Both Rolex and Tudor have the same origins of quality
Both Rolex and Tudor timepieces were founded by Hans Wilsdorf. Therefore, his attention to detail and handmade quality has been part of both brands from their inception.
Rolex was founded in 1905 by Wilsdorf. He dreamed of a precise wristwatch that was elegant and reliable. Consequently, he contracted a Swiss watchmaking company in Bienne to manufacture very small, precise movements that were fitted inside his timepieces.
And, his first waterproof watch, the Oyster watch, with its perpetual movement was the world’s first waterproof watch that was accurate and designed to withstand all conditions. The Oyster case was designed and manufactured in three layers with the movement sealed between the top or front of the watch and the second layer. The third layer or back of the watch was hermetically sealed to the top by screwing down the bezel, case back, and winding crown against the middle case.

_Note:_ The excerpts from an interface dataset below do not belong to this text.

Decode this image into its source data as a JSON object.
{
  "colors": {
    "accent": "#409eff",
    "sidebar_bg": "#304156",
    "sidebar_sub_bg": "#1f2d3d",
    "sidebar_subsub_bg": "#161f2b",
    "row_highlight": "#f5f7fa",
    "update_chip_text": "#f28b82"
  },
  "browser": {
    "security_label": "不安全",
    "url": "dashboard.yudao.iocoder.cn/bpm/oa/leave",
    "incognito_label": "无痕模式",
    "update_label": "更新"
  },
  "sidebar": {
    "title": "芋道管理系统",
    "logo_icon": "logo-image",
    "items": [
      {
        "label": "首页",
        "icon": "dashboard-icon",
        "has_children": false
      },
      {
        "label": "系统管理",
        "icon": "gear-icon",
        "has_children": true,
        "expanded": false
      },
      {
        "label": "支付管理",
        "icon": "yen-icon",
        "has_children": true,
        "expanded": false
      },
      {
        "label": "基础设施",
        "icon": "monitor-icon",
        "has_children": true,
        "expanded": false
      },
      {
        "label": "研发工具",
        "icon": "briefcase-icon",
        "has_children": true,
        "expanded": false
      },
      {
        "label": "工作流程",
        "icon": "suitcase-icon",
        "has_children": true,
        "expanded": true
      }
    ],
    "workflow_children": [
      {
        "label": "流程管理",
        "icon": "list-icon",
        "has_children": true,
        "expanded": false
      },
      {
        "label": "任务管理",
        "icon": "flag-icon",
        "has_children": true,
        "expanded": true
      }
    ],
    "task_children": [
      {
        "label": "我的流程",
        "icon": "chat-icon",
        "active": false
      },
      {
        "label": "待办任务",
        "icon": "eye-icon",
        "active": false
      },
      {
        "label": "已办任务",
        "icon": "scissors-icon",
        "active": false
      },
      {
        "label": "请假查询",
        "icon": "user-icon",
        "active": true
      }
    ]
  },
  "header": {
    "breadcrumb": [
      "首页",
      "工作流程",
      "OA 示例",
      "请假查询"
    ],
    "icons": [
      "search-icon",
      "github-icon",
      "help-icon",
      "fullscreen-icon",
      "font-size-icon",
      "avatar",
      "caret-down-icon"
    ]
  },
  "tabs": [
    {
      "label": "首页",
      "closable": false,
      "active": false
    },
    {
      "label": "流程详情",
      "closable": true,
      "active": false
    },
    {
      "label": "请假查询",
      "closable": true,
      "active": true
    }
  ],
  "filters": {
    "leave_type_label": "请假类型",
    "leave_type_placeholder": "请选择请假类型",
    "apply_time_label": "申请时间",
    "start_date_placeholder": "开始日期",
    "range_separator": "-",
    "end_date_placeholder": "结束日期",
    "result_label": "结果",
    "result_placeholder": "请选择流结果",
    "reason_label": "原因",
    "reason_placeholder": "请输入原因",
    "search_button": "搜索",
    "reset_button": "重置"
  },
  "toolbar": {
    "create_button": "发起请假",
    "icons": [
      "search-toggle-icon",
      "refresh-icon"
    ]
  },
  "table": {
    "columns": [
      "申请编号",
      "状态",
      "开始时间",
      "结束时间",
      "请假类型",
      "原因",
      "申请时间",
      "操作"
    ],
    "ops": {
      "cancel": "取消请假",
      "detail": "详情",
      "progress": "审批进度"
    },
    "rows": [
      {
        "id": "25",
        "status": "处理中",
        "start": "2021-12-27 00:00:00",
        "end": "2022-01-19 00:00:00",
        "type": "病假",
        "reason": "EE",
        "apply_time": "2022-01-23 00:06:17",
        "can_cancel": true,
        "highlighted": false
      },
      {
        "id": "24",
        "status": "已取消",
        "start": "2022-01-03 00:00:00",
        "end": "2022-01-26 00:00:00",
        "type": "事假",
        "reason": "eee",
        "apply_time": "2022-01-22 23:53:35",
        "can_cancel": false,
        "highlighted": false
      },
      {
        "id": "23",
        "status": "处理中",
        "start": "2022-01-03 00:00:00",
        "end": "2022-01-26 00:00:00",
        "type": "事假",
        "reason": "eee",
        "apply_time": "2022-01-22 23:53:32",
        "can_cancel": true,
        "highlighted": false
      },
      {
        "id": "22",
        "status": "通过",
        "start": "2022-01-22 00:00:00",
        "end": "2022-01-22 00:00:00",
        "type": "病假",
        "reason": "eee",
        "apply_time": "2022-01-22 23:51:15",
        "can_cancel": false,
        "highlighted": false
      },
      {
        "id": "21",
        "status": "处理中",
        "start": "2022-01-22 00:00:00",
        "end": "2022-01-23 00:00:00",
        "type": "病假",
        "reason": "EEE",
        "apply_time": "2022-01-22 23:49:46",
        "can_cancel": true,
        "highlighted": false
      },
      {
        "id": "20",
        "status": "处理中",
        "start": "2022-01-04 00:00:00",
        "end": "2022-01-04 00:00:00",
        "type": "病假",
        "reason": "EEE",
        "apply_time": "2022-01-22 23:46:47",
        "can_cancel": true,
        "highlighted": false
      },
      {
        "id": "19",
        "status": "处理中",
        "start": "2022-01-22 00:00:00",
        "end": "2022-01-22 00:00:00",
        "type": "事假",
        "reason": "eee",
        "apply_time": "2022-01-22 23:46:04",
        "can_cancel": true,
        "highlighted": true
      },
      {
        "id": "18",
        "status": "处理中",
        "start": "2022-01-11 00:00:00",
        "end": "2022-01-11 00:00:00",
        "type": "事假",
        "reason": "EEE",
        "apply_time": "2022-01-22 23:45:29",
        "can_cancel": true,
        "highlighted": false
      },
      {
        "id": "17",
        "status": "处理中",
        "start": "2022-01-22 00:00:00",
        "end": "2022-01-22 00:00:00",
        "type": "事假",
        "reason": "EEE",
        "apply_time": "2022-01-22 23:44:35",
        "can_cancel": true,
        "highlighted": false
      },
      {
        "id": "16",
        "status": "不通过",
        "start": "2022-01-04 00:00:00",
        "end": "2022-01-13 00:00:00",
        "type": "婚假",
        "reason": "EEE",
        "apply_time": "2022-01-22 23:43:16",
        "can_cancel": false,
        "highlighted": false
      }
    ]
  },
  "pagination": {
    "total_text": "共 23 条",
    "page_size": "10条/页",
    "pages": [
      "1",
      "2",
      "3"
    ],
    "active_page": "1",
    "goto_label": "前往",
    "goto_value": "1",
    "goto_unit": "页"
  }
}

The Tudor brand was conceived in 1926 by Wilsdorf as high-quality timepieces that are moderately priced. These watches were first equipped with off-the-shelf movements, housed in a Rolex-quality case and strap or bracelet; thereby, ensuring Rolex quality at a reasonable price. The Tudor Oyster collection was released in the mid-1940s using Rolex’s waterproof Oyster case to protect the Tudor watch’s internal movement.
The addition of Rolex’s self-winding rotor facilitated Tudor’s journey into the production of diver’s and tool watches. Tudor’s first diving watch, the Oyster Prince Submariner, was released in 1954 and was waterproof to 100 metres. This depth was increased from 100 to 200 metres in 1958.
While Rolex is well-known for its perpetual motion, self-winding movement that was implemented in 1931, Tudor released a range of watches with a self-winding movement in 1976: The Oyster Big Block series.
Quality versus price
Here is a brief comparison between a 2018 Tudor Black Bay GMT watch and a Rolex GMT-Master II Pepsi timepiece.
At the outset of this discussion, it’s vital to note that the 2018 Tudor Black Bay GMT timepiece sells for about £3 100 ($3 900 USD) and the Rolex Pepsi sells for about £7 364 ($9 250 USD). Thus, there is a considerable price difference between these two watches. And, by looking at these components and the materials they are manufactured from, the price difference is justified.
The Tudor’s case is manufactured from steel, has a polished and satin finish, and is waterproof to 200 metres. The bezel is steel graduated with an anodised aluminium disc. It has a steel screw down winding crown. And, it’s movement is an automatic movement with a bidirectional rotor system.
The Rolex, on the other hand, has a Oystersteel outer case, monobloc middle case, screw-down back and winding crown. It is waterproof to 100 metres. And the movement is a perpetual rotor movement.
Both the Rolex Pepsi and the Tudor GMT watch as manufactured with precision and with quality components. Their movements are similar in that they are automatic; although, the mechanism that creates the automatic movement is different.
Finally, if you cannot afford a Rolex, this discussion proves that a Tudor watch is an accepted and viable alternative.